Business Plan: Will Your Business Plan survive without You?
I have been remiss in writing for a few months now, due to the recent passing of my 14 1/2 year-old golden retriever, TJ. He was with me through two business schools, two real estate projects, the dot com and real estate bubble bursts, when I had to sell my house for cash to Tyler and the ups and downs of my entrepreneurial career. He was my friend and my rock. You can see my video tribute to TJ at: http://youtu.be/JzF9iE2ljdo.
Needless to say, TJ meant a lot to me. For the entire month of February and the first few weeks of March, I took care of him, spent time with him, until he ultimately passed away in my arms. I don’t regret it for a second, but being unexpectedly sidetracked from my work certainly took a toll on my business. I wasn’t blogging, creating content, and marketing As a result, my lead flow, website visits, etc all went south in a big hurry. It was a big wake up call for me as to how dependent my business is on my being there day in and day out.
As entrepreneurs, we should aspire to create an entity that can run without us. This gives us the freedom to build the business, expand and grow, to be creative, and to enjoy life, our families, to travel, and to learn. If your business can’t be put on autopilot, is it really a business? Or is it just a job you’ve created for yourself?
I am taking steps now to ensure that my business will always be able to run without me. Life has a way of constantly throwing you change-ups, and if you’re not prepared for them, the results can be devastating.
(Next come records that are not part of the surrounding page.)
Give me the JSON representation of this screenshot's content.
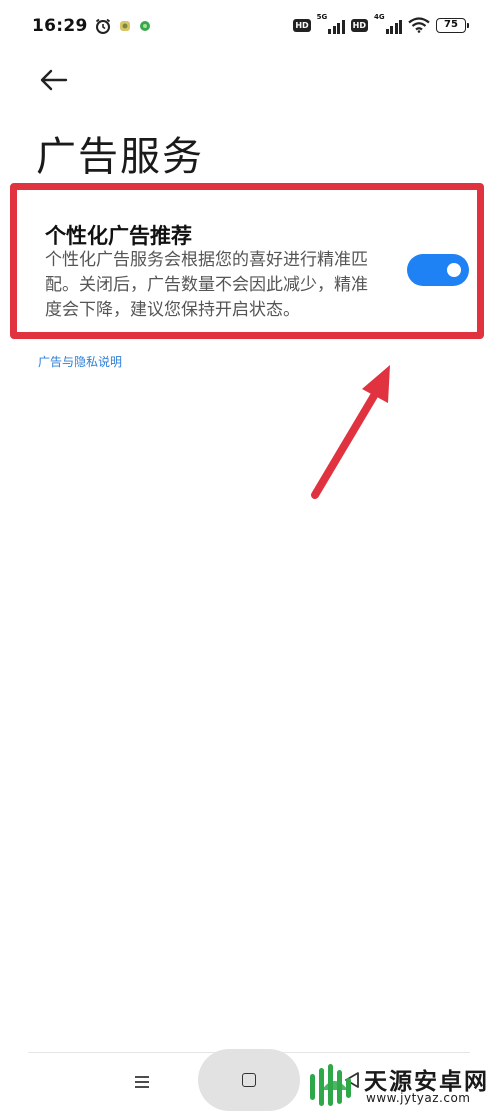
{
  "status_bar": {
    "time": "16:29",
    "battery": "75",
    "network_1": "5G",
    "network_2": "4G",
    "hd_1": "HD",
    "hd_2": "HD"
  },
  "header": {
    "title": "广告服务"
  },
  "setting": {
    "title": "个性化广告推荐",
    "description": "个性化广告服务会根据您的喜好进行精准匹配。关闭后，广告数量不会因此减少，精准度会下降，建议您保持开启状态。",
    "toggle_on": true
  },
  "privacy_link": "广告与隐私说明",
  "colors": {
    "accent": "#1f82f4",
    "annotation": "#e0323f",
    "link": "#2f7fd4"
  },
  "watermark": {
    "text": "天源安卓网",
    "url": "www.jytyaz.com"
  }
}
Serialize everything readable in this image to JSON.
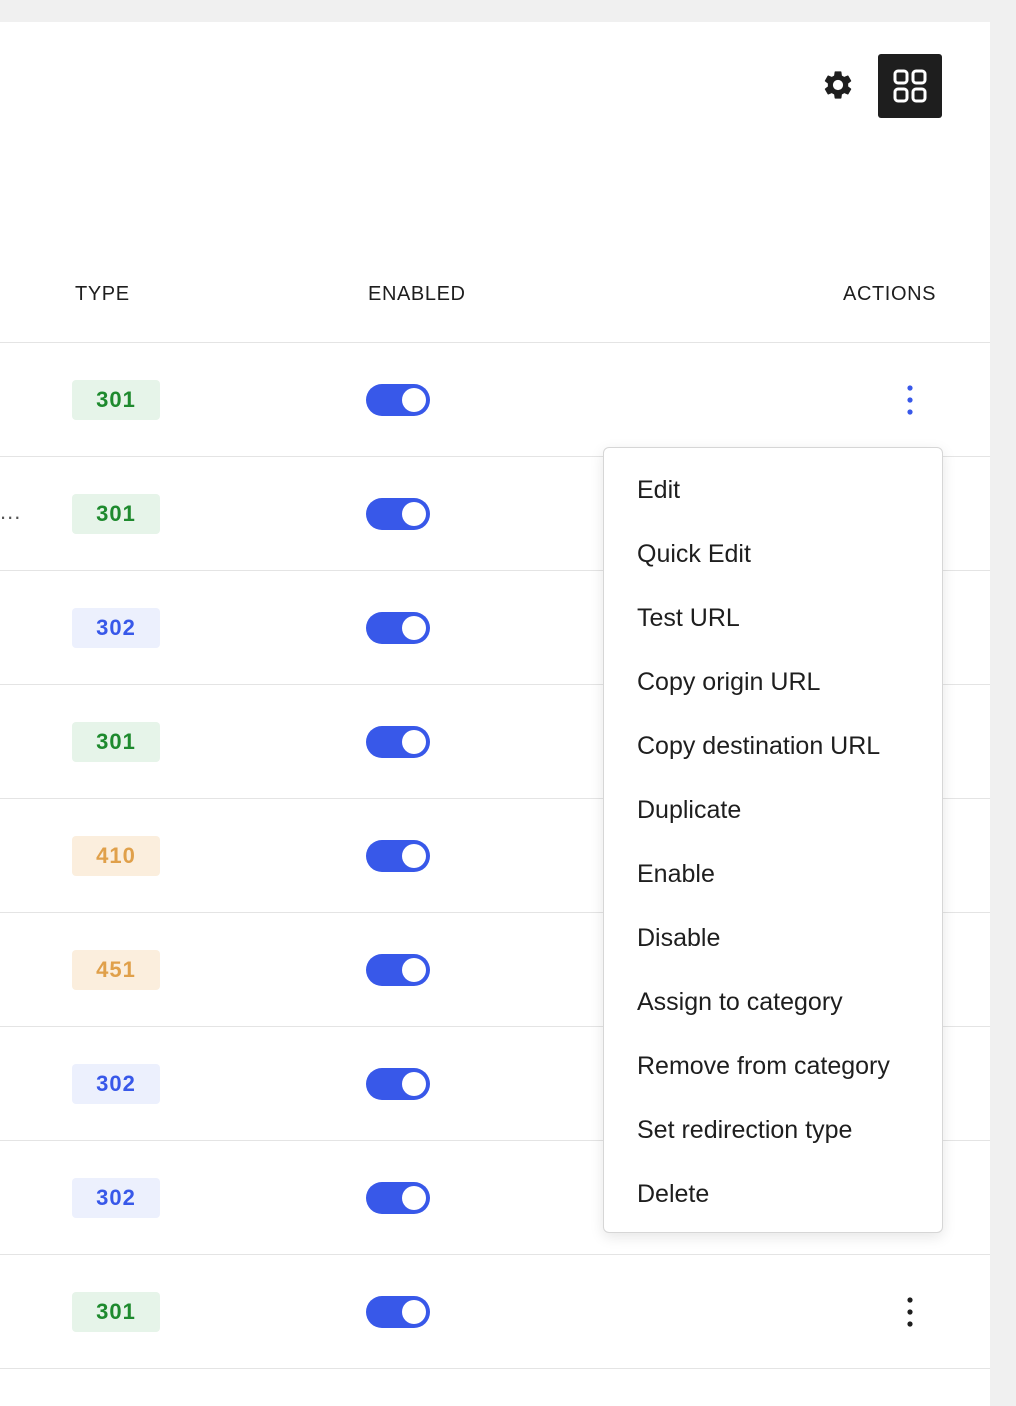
{
  "toolbar": {
    "settings_icon": "gear-icon",
    "view_icon": "grid-view-icon"
  },
  "table": {
    "columns": {
      "type": "TYPE",
      "enabled": "ENABLED",
      "actions": "ACTIONS"
    },
    "rows": [
      {
        "type": "301",
        "enabled": true,
        "truncated_text": ""
      },
      {
        "type": "301",
        "enabled": true,
        "truncated_text": "..."
      },
      {
        "type": "302",
        "enabled": true,
        "truncated_text": ""
      },
      {
        "type": "301",
        "enabled": true,
        "truncated_text": ""
      },
      {
        "type": "410",
        "enabled": true,
        "truncated_text": ""
      },
      {
        "type": "451",
        "enabled": true,
        "truncated_text": ""
      },
      {
        "type": "302",
        "enabled": true,
        "truncated_text": ""
      },
      {
        "type": "302",
        "enabled": true,
        "truncated_text": ""
      },
      {
        "type": "301",
        "enabled": true,
        "truncated_text": ""
      }
    ]
  },
  "badge_colors": {
    "301": {
      "bg": "#e6f4e9",
      "fg": "#1e8a2e"
    },
    "302": {
      "bg": "#ecf0fd",
      "fg": "#3858e9"
    },
    "410": {
      "bg": "#fbeedd",
      "fg": "#e0a04a"
    },
    "451": {
      "bg": "#fbeedd",
      "fg": "#e0a04a"
    }
  },
  "colors": {
    "accent": "#3858e9",
    "active_kebab": "#3858e9",
    "inactive_kebab": "#1e1e1e"
  },
  "actions_menu": {
    "items": [
      "Edit",
      "Quick Edit",
      "Test URL",
      "Copy origin URL",
      "Copy destination URL",
      "Duplicate",
      "Enable",
      "Disable",
      "Assign to category",
      "Remove from category",
      "Set redirection type",
      "Delete"
    ]
  }
}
If you’re not yet in a position to put your business on autopilot, and many are not, consider insuring yourself with a disability policy that will cover yourself and your family in the event you are disabled in some way, shape, or form.
When you’re building a business plan and seeking to raise capital, you should think about this issue as well, from the investor’s perspective. What happens to their investment if something happens to you? Who gets control of the voting stock if something happens to one of the key founders? Key person insurance is something many investors will require if you don’t have adequate assets backing their investment.
I’m still sad about losing my friend, but I’m getting by. I’ve even drawn some inspiration from his amazing life to finally get cracking on that book I’ve long wanted to write, which I will dedicate to him. And I’m taking a lesson from this experience to ensure than I never have to worry about having a lapse in my business again.